Task requirements:
Wherever a line in the records below contains "JSON", copy that line.

Saved entries:
+ + + + + + +

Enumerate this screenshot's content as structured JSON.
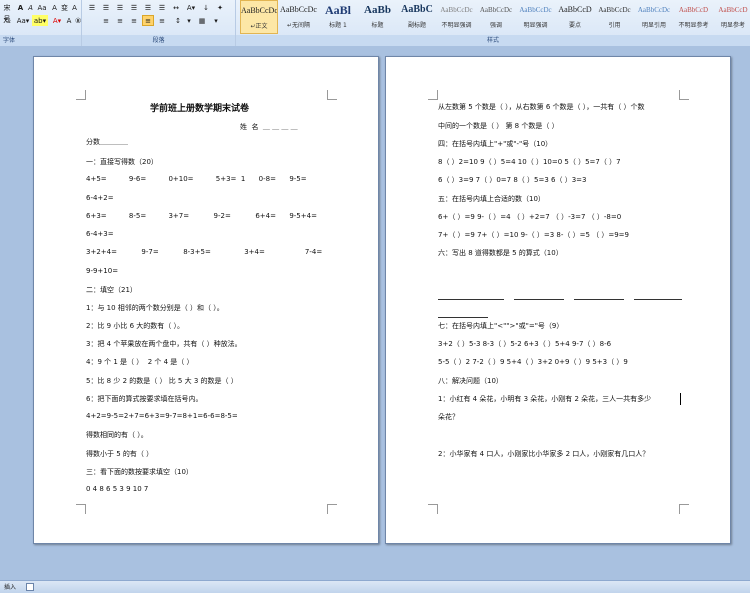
{
  "ribbon": {
    "font_group": {
      "label": "字体",
      "row1": [
        "宋号",
        "A",
        "A",
        "Aa",
        "A",
        "变",
        "A"
      ],
      "row2": [
        "X₂",
        "Aa▾",
        "ab▾",
        "A▾",
        "A",
        "⑧"
      ]
    },
    "paragraph_group": {
      "label": "段落",
      "row1": [
        "☰",
        "☰",
        "☰",
        "☰",
        "☰",
        "☰",
        "↔",
        "A▾",
        "↓",
        "✦"
      ],
      "row2": [
        "≡",
        "≡",
        "≡",
        "≡",
        "≡",
        "↕",
        "▾",
        "▦",
        "▾"
      ]
    },
    "styles_group": {
      "label": "样式",
      "tiles": [
        {
          "preview": "AaBbCcDc",
          "name": "↵正文",
          "selected": true
        },
        {
          "preview": "AaBbCcDc",
          "name": "↵无间隔",
          "selected": false
        },
        {
          "preview": "AaBl",
          "name": "标题 1",
          "selected": false
        },
        {
          "preview": "AaBb",
          "name": "标题",
          "selected": false
        },
        {
          "preview": "AaBbC",
          "name": "副标题",
          "selected": false
        },
        {
          "preview": "AaBbCcDc",
          "name": "不明显强调",
          "selected": false
        },
        {
          "preview": "AaBbCcDc",
          "name": "强调",
          "selected": false
        },
        {
          "preview": "AaBbCcDc",
          "name": "明显强调",
          "selected": false
        },
        {
          "preview": "AaBbCcD",
          "name": "要点",
          "selected": false
        },
        {
          "preview": "AaBbCcDc",
          "name": "引用",
          "selected": false
        },
        {
          "preview": "AaBbCcDc",
          "name": "明显引用",
          "selected": false
        },
        {
          "preview": "AaBbCcD",
          "name": "不明显参考",
          "selected": false
        },
        {
          "preview": "AaBbCcD",
          "name": "明显参考",
          "selected": false
        }
      ]
    }
  },
  "page1": {
    "title": "学前班上册数学期末试卷",
    "name_line": "姓  名  ＿ ＿ ＿ ＿",
    "lines": [
      "分数＿＿＿＿",
      "一：直接写得数（20）",
      "4+5=          9-6=          0+10=          5+3=  1      0-8=      9-5=",
      "6-4+2=",
      "6+3=          8-5=          3+7=           9-2=           6+4=      9-5+4=",
      "6-4+3=",
      "3+2+4=           9-7=           8-3+5=               3+4=                  7-4=",
      "9-9+10=",
      "二：填空（21）",
      "1：与 10 相邻的两个数分别是（ ）和（ ）。",
      "2：比 9 小比 6 大的数有（ ）。",
      "3：把 4 个苹果放在两个盘中，共有（ ）种放法。",
      "4：9 个 1 是（ ）  2 个 4 是（ ）",
      "5：比 8 少 2 的数是（ ） 比 5 大 3 的数是（ ）",
      "6：把下面的算式按要求填在括号内。",
      "4+2=9-5=2+7=6+3=9-7=8+1=6-6=8-5=",
      "得数相同的有（ ）。",
      "得数小于 5 的有（ ）",
      "三：看下面的数按要求填空（10）",
      "0 4 8 6 5 3 9 10 7"
    ]
  },
  "page2": {
    "lines": [
      "从左数第 5 个数是（ ），从右数第 6 个数是（ ），一共有（ ）个数",
      "中间的一个数是（ ） 第 8 个数是（ ）",
      "四：在括号内填上\"+\"或\"-\"号（10）",
      "8（ ）2=10 9（ ）5=4 10（ ）10=0 5（ ）5=7（ ）7",
      "6（ ）3=9 7（ ）0=7 8（ ）5=3 6（ ）3=3",
      "五：在括号内填上合适的数（10）",
      "6+（ ）=9 9-（ ）=4 （ ）+2=7 （ ）-3=7 （ ）-8=0",
      "7+（ ）=9 7+（ ）=10 9-（ ）=3 8-（ ）=5 （ ）=9=9",
      "六：写出 8 道得数都是 5 的算式（10）",
      "七：在括号内填上\"<\"\">\"或\"=\"号（9）",
      "3+2（ ）5-3 8-3（ ）5-2 6+3（ ）5+4 9-7（ ）8-6",
      "5-5（ ）2 7-2（ ）9 5+4（ ）3+2 0+9（ ）9 5+3（ ）9",
      "八：解决问题（10）",
      "1：小红有 4 朵花，小明有 3 朵花，小刚有 2 朵花，三人一共有多少",
      "朵花？",
      "2：小华家有 4 口人，小刚家比小华家多 2 口人，小刚家有几口人？"
    ]
  },
  "statusbar": {
    "mode": "插入"
  }
}
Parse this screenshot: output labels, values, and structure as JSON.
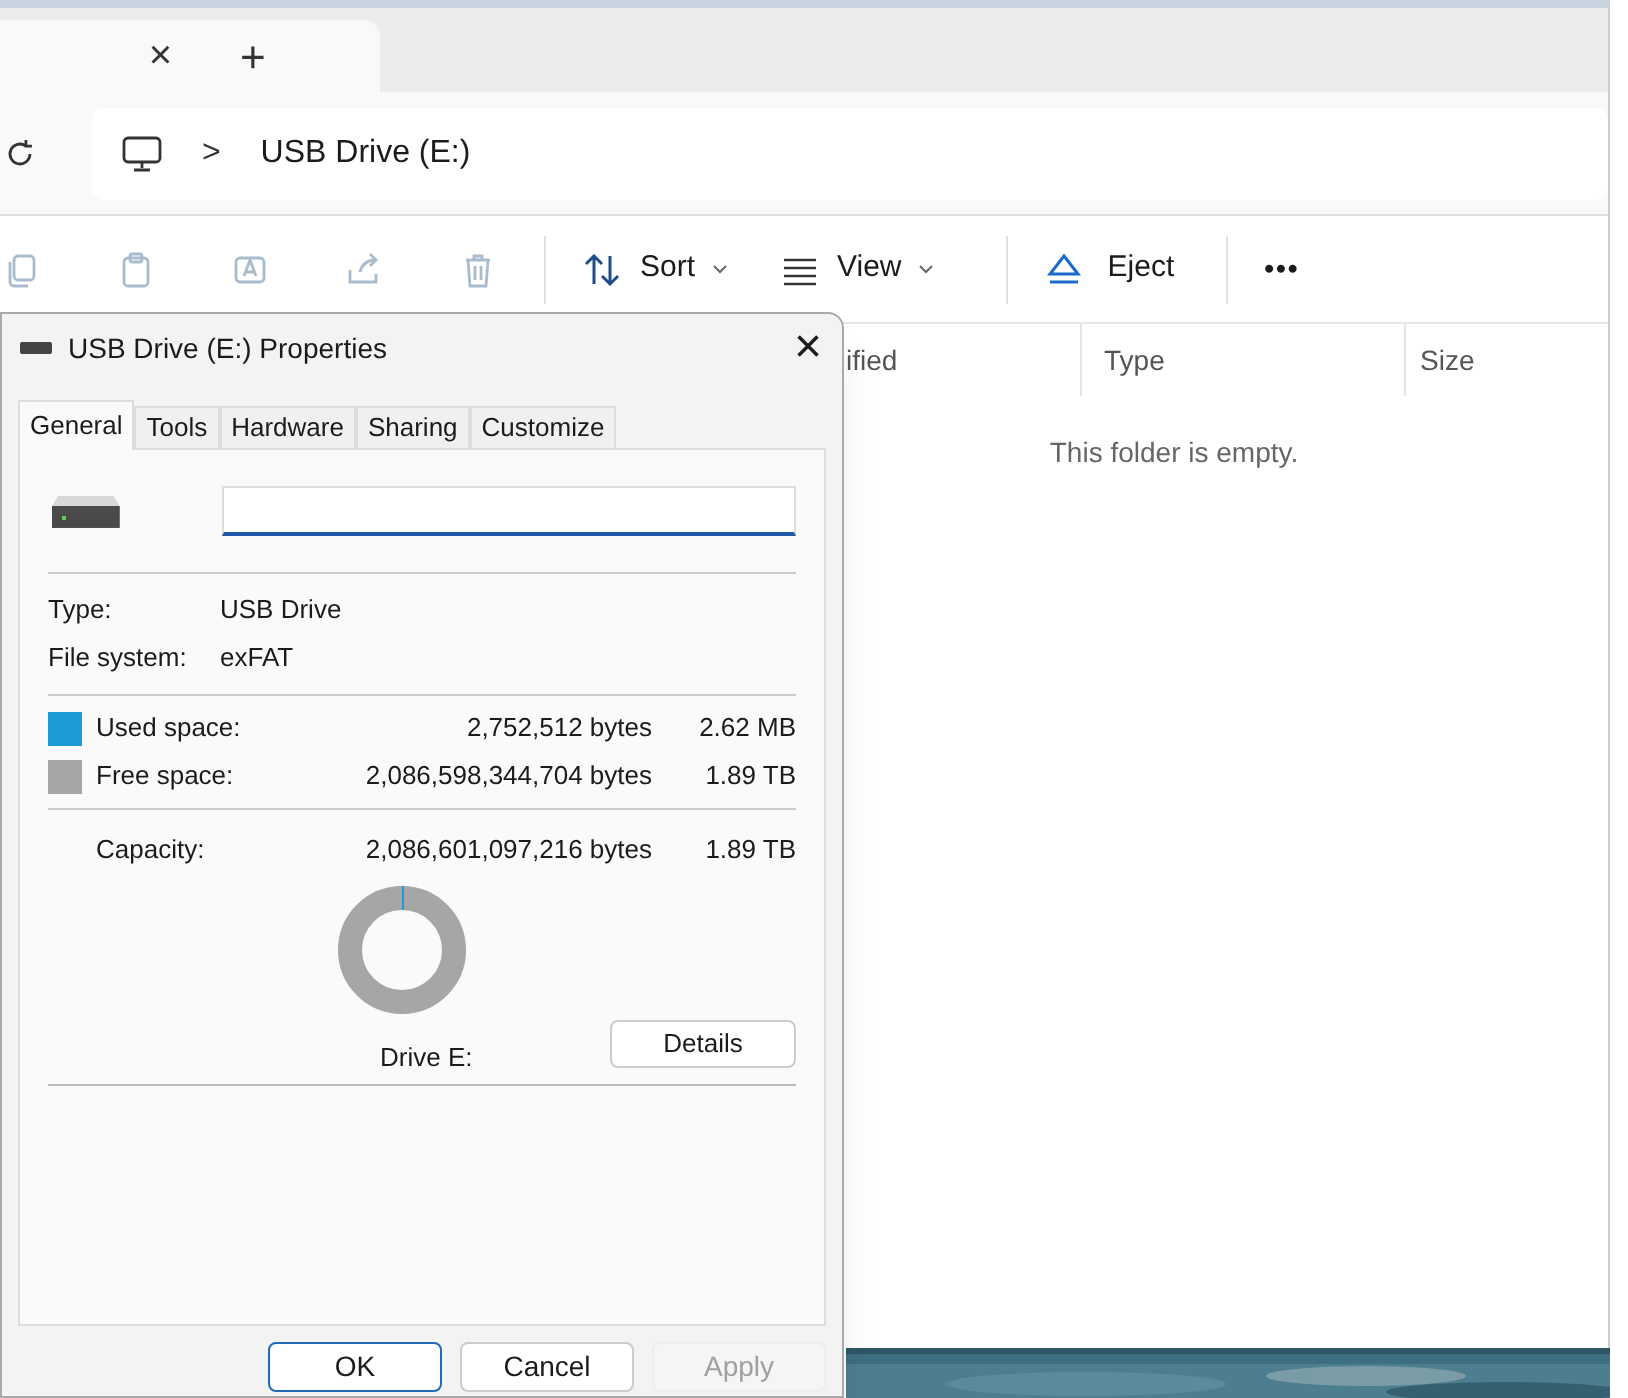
{
  "explorer": {
    "tab": {
      "close": "×"
    },
    "new_tab": "+",
    "breadcrumb": {
      "separator": ">",
      "location": "USB Drive (E:)"
    },
    "toolbar": [
      {
        "kind": "icon",
        "disabled": true
      },
      {
        "kind": "icon",
        "disabled": true
      },
      {
        "kind": "icon",
        "disabled": true
      },
      {
        "kind": "icon",
        "disabled": true
      },
      {
        "kind": "icon",
        "disabled": true
      },
      {
        "kind": "divider"
      },
      {
        "kind": "menu",
        "label": "Sort"
      },
      {
        "kind": "menu",
        "label": "View"
      },
      {
        "kind": "divider"
      },
      {
        "kind": "button",
        "label": "Eject"
      },
      {
        "kind": "divider"
      },
      {
        "kind": "more",
        "label": "•••"
      }
    ],
    "columns": [
      "ified",
      "Type",
      "Size"
    ],
    "empty_message": "This folder is empty."
  },
  "dialog": {
    "title": "USB Drive (E:) Properties",
    "close": "×",
    "tabs": [
      {
        "label": "General",
        "selected": true
      },
      {
        "label": "Tools",
        "selected": false
      },
      {
        "label": "Hardware",
        "selected": false
      },
      {
        "label": "Sharing",
        "selected": false
      },
      {
        "label": "Customize",
        "selected": false
      }
    ],
    "info": [
      {
        "label": "Type:",
        "value": "USB Drive"
      },
      {
        "label": "File system:",
        "value": "exFAT"
      }
    ],
    "space": [
      {
        "label": "Used space:",
        "bytes": "2,752,512 bytes",
        "size": "2.62 MB",
        "color": "#1e9bd7"
      },
      {
        "label": "Free space:",
        "bytes": "2,086,598,344,704 bytes",
        "size": "1.89 TB",
        "color": "#a6a6a6"
      }
    ],
    "capacity": {
      "label": "Capacity:",
      "bytes": "2,086,601,097,216 bytes",
      "size": "1.89 TB"
    },
    "drive_label": "Drive E:",
    "details_button": "Details",
    "buttons": [
      {
        "label": "OK",
        "kind": "default",
        "disabled": false
      },
      {
        "label": "Cancel",
        "kind": "normal",
        "disabled": false
      },
      {
        "label": "Apply",
        "kind": "normal",
        "disabled": true
      }
    ]
  }
}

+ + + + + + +

Result of this exercise:
Enumerate this screenshot's content as structured JSON.
Parse this screenshot: output labels, values, and structure as JSON.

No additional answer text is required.